## What is expected:
Filter the data below for the string "glyph" and copy each matching line.

• • •

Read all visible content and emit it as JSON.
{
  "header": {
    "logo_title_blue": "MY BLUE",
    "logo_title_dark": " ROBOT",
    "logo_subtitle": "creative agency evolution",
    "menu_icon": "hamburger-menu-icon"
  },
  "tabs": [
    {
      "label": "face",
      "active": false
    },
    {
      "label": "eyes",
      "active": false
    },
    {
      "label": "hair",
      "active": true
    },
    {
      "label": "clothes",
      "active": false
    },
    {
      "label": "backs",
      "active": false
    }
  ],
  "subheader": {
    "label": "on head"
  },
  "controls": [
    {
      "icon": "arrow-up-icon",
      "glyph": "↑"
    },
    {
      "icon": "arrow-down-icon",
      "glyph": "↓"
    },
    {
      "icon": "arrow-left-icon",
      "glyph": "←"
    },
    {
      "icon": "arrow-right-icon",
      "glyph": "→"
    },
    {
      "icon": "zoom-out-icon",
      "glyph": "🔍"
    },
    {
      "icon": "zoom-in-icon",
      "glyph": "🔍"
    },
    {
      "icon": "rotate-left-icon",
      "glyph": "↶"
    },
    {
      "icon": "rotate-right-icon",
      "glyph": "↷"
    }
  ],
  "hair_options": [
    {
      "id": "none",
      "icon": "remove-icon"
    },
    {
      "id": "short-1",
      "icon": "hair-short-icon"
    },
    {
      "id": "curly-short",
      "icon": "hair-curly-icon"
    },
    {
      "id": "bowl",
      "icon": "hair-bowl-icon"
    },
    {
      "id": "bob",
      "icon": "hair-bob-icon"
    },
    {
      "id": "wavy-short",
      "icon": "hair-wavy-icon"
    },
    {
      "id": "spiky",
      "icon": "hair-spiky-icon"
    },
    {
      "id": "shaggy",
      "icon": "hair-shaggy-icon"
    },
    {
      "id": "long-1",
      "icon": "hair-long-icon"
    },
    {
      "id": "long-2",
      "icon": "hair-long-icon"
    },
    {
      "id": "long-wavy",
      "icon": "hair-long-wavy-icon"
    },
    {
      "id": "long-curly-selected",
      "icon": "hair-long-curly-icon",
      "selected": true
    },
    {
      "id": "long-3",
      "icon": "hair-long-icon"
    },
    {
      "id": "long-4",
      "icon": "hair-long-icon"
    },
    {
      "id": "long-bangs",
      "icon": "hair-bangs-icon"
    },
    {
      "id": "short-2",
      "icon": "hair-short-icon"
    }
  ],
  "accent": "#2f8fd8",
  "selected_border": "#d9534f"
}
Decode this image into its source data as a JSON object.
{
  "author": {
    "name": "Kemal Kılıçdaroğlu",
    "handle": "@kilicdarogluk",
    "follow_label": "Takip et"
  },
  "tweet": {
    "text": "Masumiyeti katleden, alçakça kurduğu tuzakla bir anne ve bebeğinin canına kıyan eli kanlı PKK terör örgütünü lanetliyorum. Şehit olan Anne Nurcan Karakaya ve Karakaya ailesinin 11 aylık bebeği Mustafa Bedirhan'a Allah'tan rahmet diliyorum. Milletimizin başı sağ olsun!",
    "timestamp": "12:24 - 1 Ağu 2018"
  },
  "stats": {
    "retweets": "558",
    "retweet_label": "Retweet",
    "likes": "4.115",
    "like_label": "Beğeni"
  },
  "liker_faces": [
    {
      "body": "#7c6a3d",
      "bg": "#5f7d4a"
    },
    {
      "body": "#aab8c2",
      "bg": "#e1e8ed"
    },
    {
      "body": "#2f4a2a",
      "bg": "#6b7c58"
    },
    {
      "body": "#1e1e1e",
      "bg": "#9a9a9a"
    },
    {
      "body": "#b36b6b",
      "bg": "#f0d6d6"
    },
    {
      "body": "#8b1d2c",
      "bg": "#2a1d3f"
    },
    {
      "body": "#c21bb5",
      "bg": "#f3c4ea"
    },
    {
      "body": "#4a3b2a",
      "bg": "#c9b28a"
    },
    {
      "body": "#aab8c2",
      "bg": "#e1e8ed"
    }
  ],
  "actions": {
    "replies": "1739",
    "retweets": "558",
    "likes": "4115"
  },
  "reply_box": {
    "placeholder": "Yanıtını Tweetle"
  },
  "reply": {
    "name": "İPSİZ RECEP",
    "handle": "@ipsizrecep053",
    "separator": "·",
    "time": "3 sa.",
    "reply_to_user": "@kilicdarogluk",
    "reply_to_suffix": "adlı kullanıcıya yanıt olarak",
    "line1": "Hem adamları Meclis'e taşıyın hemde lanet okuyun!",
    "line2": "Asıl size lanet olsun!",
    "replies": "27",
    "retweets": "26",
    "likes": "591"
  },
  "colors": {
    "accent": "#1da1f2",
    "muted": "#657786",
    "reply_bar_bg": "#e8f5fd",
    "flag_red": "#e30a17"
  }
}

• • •

## Response:
      "glyph": "↑"
      "glyph": "↓"
      "glyph": "←"
      "glyph": "→"
      "glyph": "🔍"
      "glyph": "🔍"
      "glyph": "↶"
      "glyph": "↷"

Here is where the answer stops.